WORK ORDER
Omit the pictures and output every entry below exactly as written.

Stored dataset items
▬▬▬▬▬▬
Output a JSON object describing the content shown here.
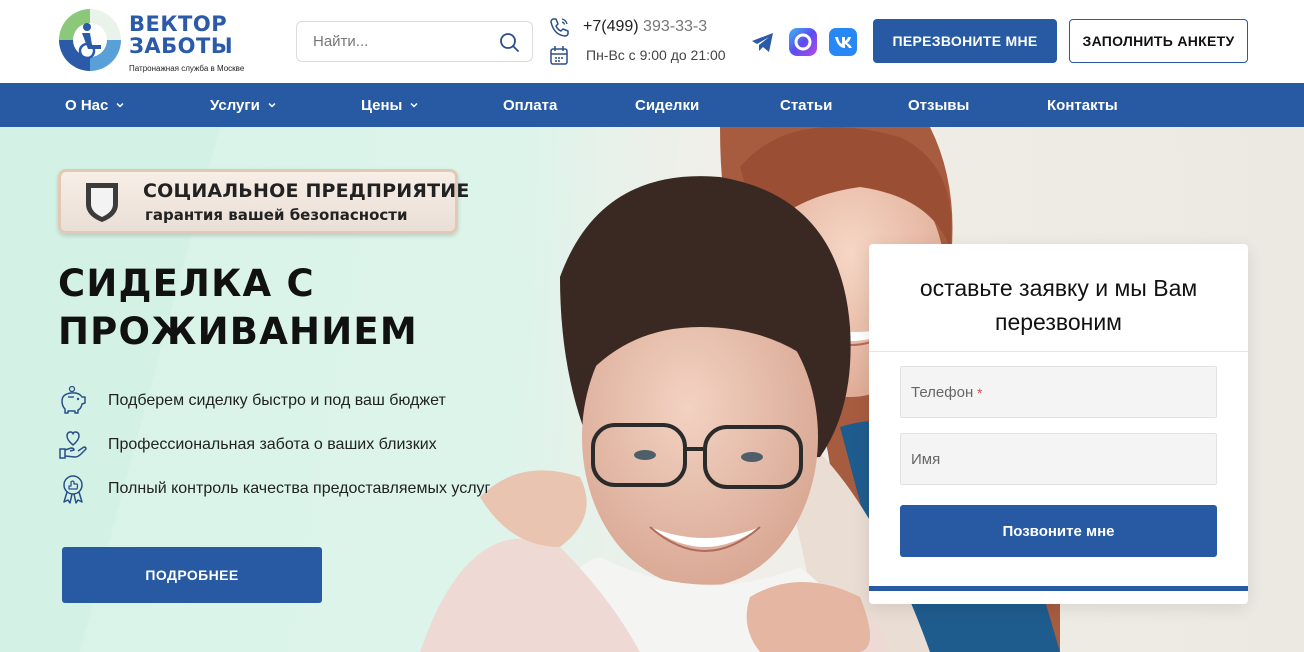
{
  "logo": {
    "line1": "ВЕКТОР",
    "line2": "ЗАБОТЫ",
    "tagline": "Патронажная служба в Москве"
  },
  "search": {
    "placeholder": "Найти..."
  },
  "contact": {
    "phone_visible": "+7(499)",
    "phone_faded": "393-33-3",
    "hours": "Пн-Вс с 9:00 до 21:00"
  },
  "social": [
    "telegram-icon",
    "max-messenger-icon",
    "vk-icon"
  ],
  "header_buttons": {
    "call": "ПЕРЕЗВОНИТЕ МНЕ",
    "form": "ЗАПОЛНИТЬ АНКЕТУ"
  },
  "nav": {
    "items": [
      {
        "label": "О Нас",
        "dropdown": true
      },
      {
        "label": "Услуги",
        "dropdown": true
      },
      {
        "label": "Цены",
        "dropdown": true
      },
      {
        "label": "Оплата",
        "dropdown": false
      },
      {
        "label": "Сиделки",
        "dropdown": false
      },
      {
        "label": "Статьи",
        "dropdown": false
      },
      {
        "label": "Отзывы",
        "dropdown": false
      },
      {
        "label": "Контакты",
        "dropdown": false
      }
    ]
  },
  "hero": {
    "badge_line1": "СОЦИАЛЬНОЕ ПРЕДПРИЯТИЕ",
    "badge_line2": "гарантия вашей безопасности",
    "title_line1": "СИДЕЛКА С",
    "title_line2": "ПРОЖИВАНИЕМ",
    "features": [
      {
        "icon": "piggy-bank-icon",
        "text": "Подберем сиделку быстро и под ваш бюджет"
      },
      {
        "icon": "heart-hand-icon",
        "text": "Профессиональная забота о ваших близких"
      },
      {
        "icon": "award-medal-icon",
        "text": "Полный контроль качества предоставляемых услуг"
      }
    ],
    "more_button": "ПОДРОБНЕЕ"
  },
  "callback_form": {
    "title_line1": "оставьте заявку и мы Вам",
    "title_line2": "перезвоним",
    "phone_placeholder": "Телефон",
    "required_mark": "*",
    "name_placeholder": "Имя",
    "submit": "Позвоните мне"
  },
  "colors": {
    "brand_blue": "#275aa3",
    "hero_mint": "#d8f3e9",
    "required_red": "#d9534f"
  }
}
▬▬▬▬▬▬
REPLY TO THE EXERCISE
Output a JSON object describing the content shown here.
{
  "logo": {
    "line1": "ВЕКТОР",
    "line2": "ЗАБОТЫ",
    "tagline": "Патронажная служба в Москве"
  },
  "search": {
    "placeholder": "Найти..."
  },
  "contact": {
    "phone_visible": "+7(499)",
    "phone_faded": "393-33-3",
    "hours": "Пн-Вс с 9:00 до 21:00"
  },
  "social": [
    "telegram-icon",
    "max-messenger-icon",
    "vk-icon"
  ],
  "header_buttons": {
    "call": "ПЕРЕЗВОНИТЕ МНЕ",
    "form": "ЗАПОЛНИТЬ АНКЕТУ"
  },
  "nav": {
    "items": [
      {
        "label": "О Нас",
        "dropdown": true
      },
      {
        "label": "Услуги",
        "dropdown": true
      },
      {
        "label": "Цены",
        "dropdown": true
      },
      {
        "label": "Оплата",
        "dropdown": false
      },
      {
        "label": "Сиделки",
        "dropdown": false
      },
      {
        "label": "Статьи",
        "dropdown": false
      },
      {
        "label": "Отзывы",
        "dropdown": false
      },
      {
        "label": "Контакты",
        "dropdown": false
      }
    ]
  },
  "hero": {
    "badge_line1": "СОЦИАЛЬНОЕ ПРЕДПРИЯТИЕ",
    "badge_line2": "гарантия вашей безопасности",
    "title_line1": "СИДЕЛКА С",
    "title_line2": "ПРОЖИВАНИЕМ",
    "features": [
      {
        "icon": "piggy-bank-icon",
        "text": "Подберем сиделку быстро и под ваш бюджет"
      },
      {
        "icon": "heart-hand-icon",
        "text": "Профессиональная забота о ваших близких"
      },
      {
        "icon": "award-medal-icon",
        "text": "Полный контроль качества предоставляемых услуг"
      }
    ],
    "more_button": "ПОДРОБНЕЕ"
  },
  "callback_form": {
    "title_line1": "оставьте заявку и мы Вам",
    "title_line2": "перезвоним",
    "phone_placeholder": "Телефон",
    "required_mark": "*",
    "name_placeholder": "Имя",
    "submit": "Позвоните мне"
  },
  "colors": {
    "brand_blue": "#275aa3",
    "hero_mint": "#d8f3e9",
    "required_red": "#d9534f"
  }
}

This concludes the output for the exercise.